-n and --no-interface are suitable if you run Gimp in batch mode because most of the time you don’t
want to have a user interface if you are running a batch. This will also save some memory and system
resources. Here is an example of two batch commands:
gimp -n -b ’(gimp-procedural-db-dump ”pdb_dump.tmp”)’ ’(gimp-quit
These will dump Gimp’s pdb database to a file called pdb_dump.tmp in your working directory. Here is
an example of a custom script that is invoked by Gimp (my-script is your own personal custom script):
gimp -n -b ’(my-script 1 ”\”Sample text.\””)’ ’(gimp-quit 0)’
The (gimp-quit 0) is so Gimp quits gracefully and returns the command prompt to you.
If you don’t have X-window up and running (i.e., you are running your UNIX session in a console that has
no graphic capabilities or you have a modem connection to your UNIX host with a vt100 terminal only),
then you still can run Gimp in batch mode; just do it like this:
Xvfb :1 -screen 0 10x10x8 -pixdepths 1 &
gimp --display :1.0 -n -b ’<commandos> ’ ’(gimp-quit 0)’
This will fire up an invisible X-server, in which you run Gimp.
More Options
As you saw above, we introduced a new flag, --display. Because X lets you run Gimp on one host and
display it on another, you have to specify on which display to run Gimp’s user interface.
Normally you run and display Gimp on the same host, and you don’t have to barter about display settings.
Here’s an example of how to use the display option in Gimp. Say that you have a “supercomputer” at your
campus running UNIX, and this computer has Gimp installed.
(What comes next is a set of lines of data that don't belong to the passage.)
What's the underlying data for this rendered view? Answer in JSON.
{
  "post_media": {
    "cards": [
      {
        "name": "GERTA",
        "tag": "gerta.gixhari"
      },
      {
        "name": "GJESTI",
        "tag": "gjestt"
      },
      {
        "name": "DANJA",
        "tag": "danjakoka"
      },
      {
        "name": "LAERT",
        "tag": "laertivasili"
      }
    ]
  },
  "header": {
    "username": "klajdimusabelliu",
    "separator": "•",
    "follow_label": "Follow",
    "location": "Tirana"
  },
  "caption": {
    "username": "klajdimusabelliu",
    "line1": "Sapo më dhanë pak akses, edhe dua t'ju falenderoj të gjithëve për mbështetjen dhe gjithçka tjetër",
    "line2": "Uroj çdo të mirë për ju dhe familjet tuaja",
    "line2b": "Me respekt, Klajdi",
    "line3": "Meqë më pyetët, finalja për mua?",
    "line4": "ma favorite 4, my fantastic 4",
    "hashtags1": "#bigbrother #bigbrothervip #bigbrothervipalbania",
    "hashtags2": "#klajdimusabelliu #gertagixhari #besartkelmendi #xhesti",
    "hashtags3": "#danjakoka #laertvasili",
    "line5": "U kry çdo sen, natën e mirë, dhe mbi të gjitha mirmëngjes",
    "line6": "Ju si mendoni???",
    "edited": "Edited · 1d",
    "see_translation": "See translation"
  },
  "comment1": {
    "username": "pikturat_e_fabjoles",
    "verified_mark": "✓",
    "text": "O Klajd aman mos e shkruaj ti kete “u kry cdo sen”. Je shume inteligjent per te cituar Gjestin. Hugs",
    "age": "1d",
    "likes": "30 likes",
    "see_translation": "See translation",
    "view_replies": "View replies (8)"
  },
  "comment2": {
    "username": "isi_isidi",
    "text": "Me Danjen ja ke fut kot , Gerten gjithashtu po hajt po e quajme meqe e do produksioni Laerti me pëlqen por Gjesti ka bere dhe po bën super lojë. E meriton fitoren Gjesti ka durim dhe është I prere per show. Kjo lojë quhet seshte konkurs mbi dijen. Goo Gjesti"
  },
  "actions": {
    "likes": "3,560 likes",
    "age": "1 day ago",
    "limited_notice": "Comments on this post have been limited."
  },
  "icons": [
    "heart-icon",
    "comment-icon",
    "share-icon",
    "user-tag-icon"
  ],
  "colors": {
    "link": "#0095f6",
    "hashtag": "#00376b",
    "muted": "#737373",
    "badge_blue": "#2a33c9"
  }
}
Then, it would be more than efficient to edit
huge Gimp images at this computer while displaying them at your local workstation or X-terminal. Here is a
quick how to. At your